The written study of herbs dates back over 5,000 years to the Sumerians, from Mesopotamia, who created clay tablets with lists of hundreds of medicinal plants. The use of Aromatics began over 3500 years BC and were mainly used for religious purposes, perfume, and medicine. The Greek philosopher and naturalist Aristotle, 384–322 BC, researched over 600 plant species and recorded their effects in a list. His own works on this subject were lost, but but two books on plants by his pupil Theophrastus have survived and are still referred to today. In Europe, from the early Middle Ages onwards, the Benedictine monks concentrated on growing and studying the effects of various herbs in their monastery gardens. This subsequently gave rise to the science of medicinal plants, which was gradually passed on to other scholars through the printing press.
The actual term "aromatherapy" first originated in 1937 when French chemist Rene-Maurice Gattefosse invented the word after a burn incident spurred his curiosity about the healing power of essential oils. In this case he was amazed at the healing properties of Lavender oil, which he use on his wounds. It is well known that the smell of essential oils have a powerful effect on mood and the feeling of wellbeing. This is because the part of the brain that processes smells, the limbic system, is the same part that processes memory and emotion and is in direct connection with our sense of smell. In the mucous membrane of the nose are thousands of receptor sites, each fine-tuned to a different type of volatile molecule. When triggered, these receptors activate neurons that send signals to the olfactory cortex of our brain: we perceive a smell, unique and based on the cocktail of aromatics in the air. Almost immediately our limbic system, that central site of connection between sensation, organ function, and memory, layers meaning into the experience by linking it with past associations and building in emotional content. This is the power of the direct link between aromatics and our nervous system.
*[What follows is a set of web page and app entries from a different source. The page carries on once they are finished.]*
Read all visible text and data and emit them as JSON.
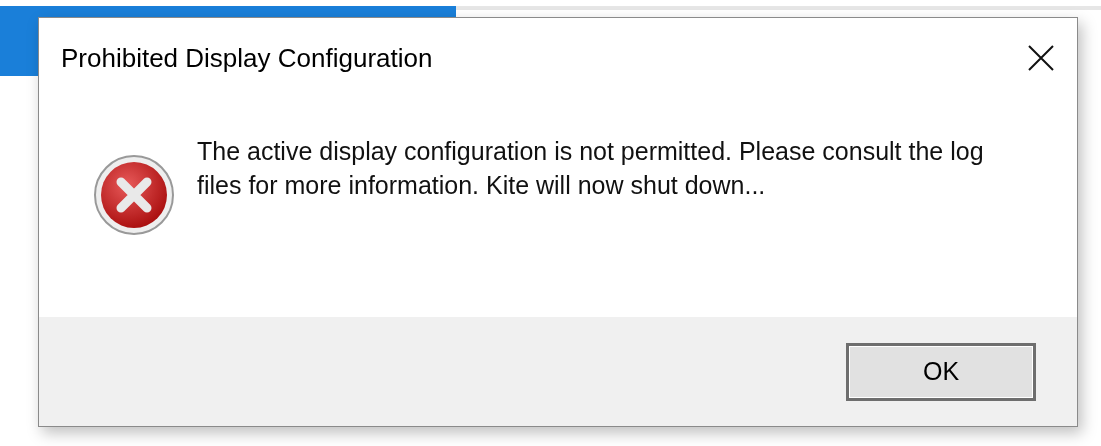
{
  "dialog": {
    "title": "Prohibited Display Configuration",
    "message": "The active display configuration is not permitted. Please consult the log files for more information. Kite will now shut down...",
    "buttons": [
      {
        "label": "OK",
        "default": true
      }
    ]
  }
}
Soothing medicinal herbs
That many herbs have a calming effect on the body and mind has long been scientifically proven. The best-known ones of this kind include lavender, valerian and St. John's wort. To unfold their calming effect, however, herbs do not necessarily have to be eaten or ingested in some other form. It can be enough to surround oneself with the scent of herbs to evoke their positive effects.
As is already widely known and accepted, there is a variety of herbs that offer a plethora of both physical and psychological benefits. The World Health Organization and other such bodies have recognized the importance of this field and have dedicated a lot of resources to research and catalogue their medicinal effects. As a result, herbs are being used more and more as the basic ingredients for medicines.
"Grace" Wings aroma pillow with an organic satin cotton cover and herbal millet husk inlay
MeroWings’ herbal pillow for relaxation and well-being
Our new organic herbal aroma Wings pillows contain a powerful, special blend of six different herbs that both smell fantastic and have amazing beneficial properties for the body and mind. These are all packed together in a high-quality, snug millet husk inlay. MeroWings’ herbal cushion’s special blend includes Lavender, St. John's wort, thyme, lime blossom, chamomile blossom and peppermint. This harmonious combination of herbs is based on an old home recipe.
MeroWings' herbal millet husk inlay
The intense scent of lavender was already perceived by the monks as very calming and balancing. That is why it is still common today to place a pillow filled with lavender in one's home. A lavender bath can also have a very healing effect on headaches or burns.
St. John's wort was already known in ancient Greek and Latin writings as one of the best soothing medicinal herbs. The active substances of this medicinal plant promote our inner serenity and have a mood-lifting effect.
Thyme is considered a true miracle cure, especially for inflammations, as it is antibacterial and anti-inflammatory. What is still unknown to many, however, is its positive effects on the mind. Thyme is said to have a calming and concentration-enhancing effect.
Lime blossom is often used for colds and fever in the form of tea or a full bath. However, its fragrance also has special relaxing and calming properties.
Chamomile is mainly known as a sleep-inducing herb. Another positive effect of this medicinal plant is that it also has an anxiety-relieving effect and promotes inner balance.
The refreshing effect of peppermint dispels tiredness and fatigue and frees the mind.
MeroWings' new "Relax" Aroma Wings cushion
MeroWings herbal wings cushions are available in two sizes, models "Grace" and the smaller “Relax” version, ideal for on the go or as a travel companion. The scent of these pillows is absolutely heavenly and immediately gives you the feeling of being immersed in an herbal spa. Our herbal cushions are handmade with love in a small production to the highest standards in Germany and are GOTS certified. The outer organic satin cotton covers are also a dream and, like all MeroWings cushions, can easily be removed and machine washable.
We love them and hopefully you will get to experience them too!